Mike Pence's version of tort reform--the loser pays all legal fees for both parties--was quietly withdrawn from the legislative agenda because, as Republican Sen. Brent Steele, chairman of the Senate Judiciary Committee observed: “It doesn’t work.” It is unworkable because determining just who is the loser in a lawsuit is difficult — and impossible in “no fault” divorce cases. Will the Governor's proposed 10 percent state income tax reduction meet the same fate? Seems like the Pence agenda isn't going over great with his own party. Maybe he'd do better with a jobs bill, as Democratic House leader Scott Pelath has called for.

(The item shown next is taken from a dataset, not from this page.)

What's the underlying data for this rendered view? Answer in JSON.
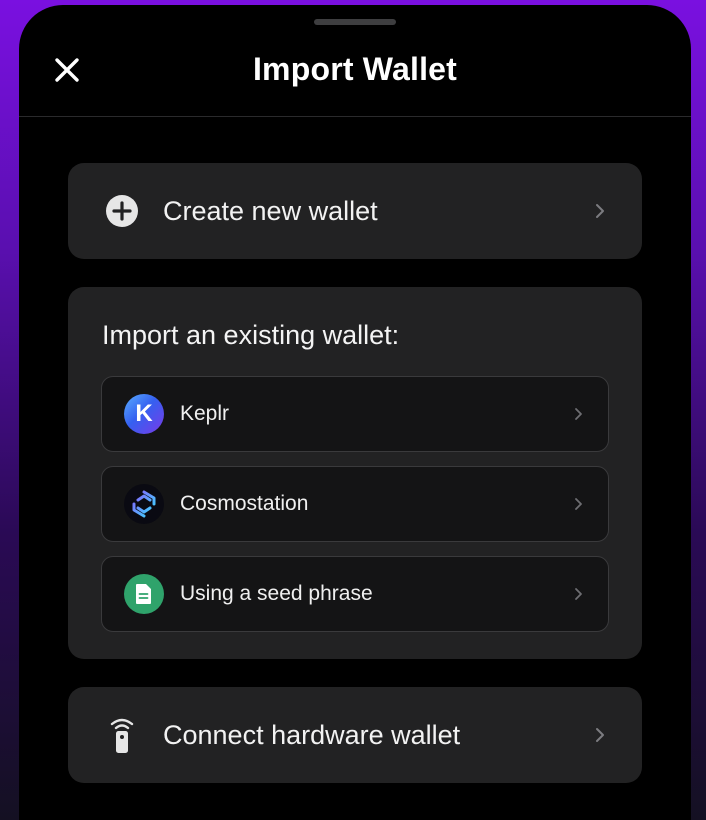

Read more about the vanished tort reform here.

Monday, February 4, 2013

Pelath to Pence: "Where's the Jobs Bills?"

House Democratic leader Scott Pelath thinks Gov. Pence isn't providing much leadership for the legislative session that has Republicans with super majorities in both houses. Pence took office declaring that jobs are his top priority, and during this "honeymoon" period he should be making good on his election commitments. But, Pelath says, we haven't seen any action in that area: “There are a quarter million Hoosiers out of work, looking for work, and in danger of dropping out of the middle class, and a quarter of the (legislative) session is over and we have not seen a single measure to put people back to work now.” Read more here.

Sunday, February 3, 2013

A Man and His Shotgun

In an interview in the February 11 New Republic President Obama was asked if he had ever shot a gun, and the President responded "Yes, in fact, up at Camp David, we do skeet shooting all the time." In our current political atmosphere his statement generated considerable skepticism, so Press Secretary Jay Carney tweeted the photograph below. The NRA was not impressed; see Huffington Post.